## Exercise
Search the records for the string "funkciju" and copy every line in which it appears.

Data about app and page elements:
============================================================

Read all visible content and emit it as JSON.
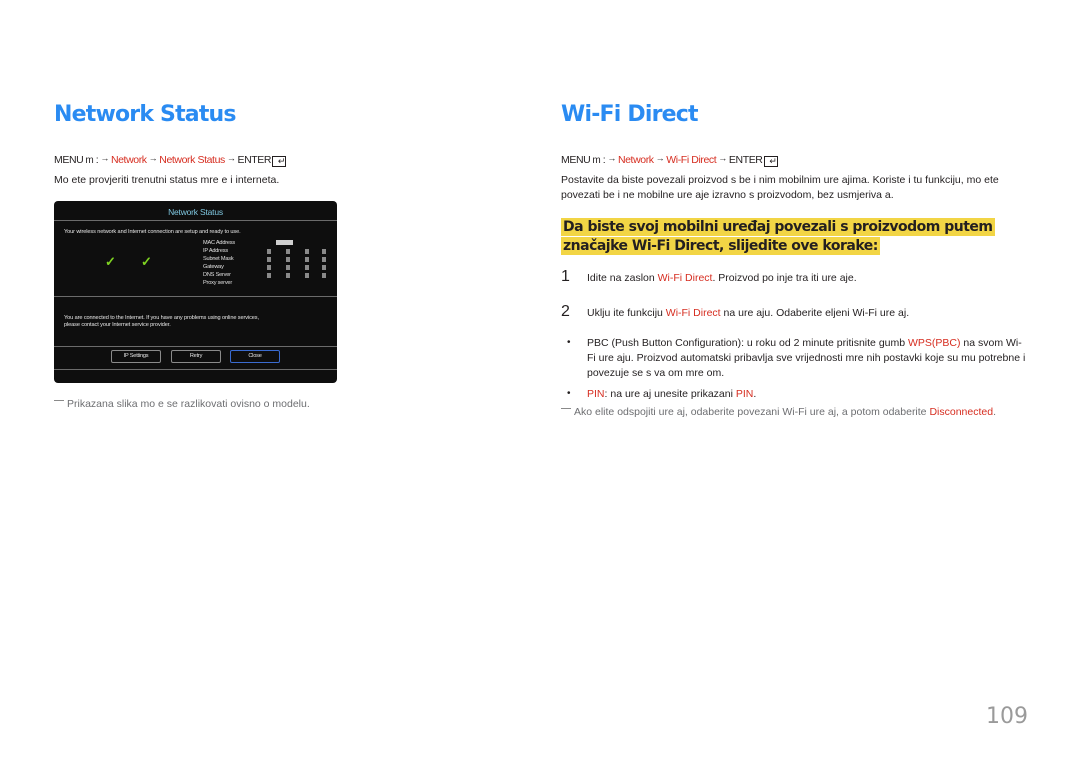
{
  "left": {
    "title": "Network Status",
    "menu_path": {
      "menu": "MENU",
      "menu_icon": "m",
      "sep": ":",
      "items": [
        "Network",
        "Network Status"
      ],
      "enter": "ENTER"
    },
    "description": "Mo ete provjeriti trenutni status mre e i interneta.",
    "dialog": {
      "title": "Network Status",
      "status_message": "Your wireless network and Internet connection are setup and ready to use.",
      "labels": [
        "MAC Address",
        "IP Address",
        "Subnet Mask",
        "Gateway",
        "DNS Server",
        "Proxy server"
      ],
      "internet_message_line1": "You are connected to the Internet. If you have any problems using online services,",
      "internet_message_line2": "please contact your Internet service provider.",
      "buttons": [
        "IP Settings",
        "Retry",
        "Close"
      ],
      "check_icon": "✓"
    },
    "note": "Prikazana slika mo e se razlikovati ovisno o modelu."
  },
  "right": {
    "title": "Wi-Fi Direct",
    "menu_path": {
      "menu": "MENU",
      "menu_icon": "m",
      "sep": ":",
      "items": [
        "Network",
        "Wi-Fi Direct"
      ],
      "enter": "ENTER"
    },
    "description_line1": "Postavite da biste povezali proizvod s be i nim mobilnim ure ajima. Koriste i tu funkciju, mo ete",
    "description_line2": "povezati be i ne mobilne ure aje izravno s proizvodom, bez usmjeriva a.",
    "highlight_line1": "Da biste svoj mobilni uređaj povezali s proizvodom putem",
    "highlight_line2": "značajke Wi-Fi Direct, slijedite ove korake:",
    "steps": [
      {
        "num": "1",
        "pre": "Idite na zaslon ",
        "link": "Wi-Fi Direct",
        "post": ". Proizvod po inje tra iti ure aje."
      },
      {
        "num": "2",
        "pre": "Uklju ite funkciju ",
        "link": "Wi-Fi Direct",
        "post": " na ure aju. Odaberite  eljeni Wi-Fi ure aj."
      }
    ],
    "bullets": {
      "pbc_line1_pre": "PBC (Push Button Configuration): u roku od 2 minute pritisnite gumb ",
      "pbc_link": "WPS(PBC)",
      "pbc_line1_post": " na svom Wi-",
      "pbc_line2": "Fi ure aju. Proizvod automatski pribavlja sve vrijednosti mre nih postavki koje su mu potrebne i",
      "pbc_line3": "povezuje se s va om mre om.",
      "pin_link": "PIN",
      "pin_text": ": na ure aj unesite prikazani ",
      "pin_link2": "PIN",
      "pin_end": ".",
      "bullet_char": "•"
    },
    "note_pre": "Ako  elite odspojiti ure aj, odaberite povezani Wi-Fi ure aj, a potom odaberite ",
    "note_link": "Disconnected",
    "note_end": "."
  },
  "page_number": "109",
  "arrow": "→",
  "enter_glyph": "↵"
}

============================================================

## Task solution
    "description_line1": "Postavite da biste povezali proizvod s be i nim mobilnim ure ajima. Koriste i tu funkciju, mo ete",
        "pre": "Uklju ite funkciju ",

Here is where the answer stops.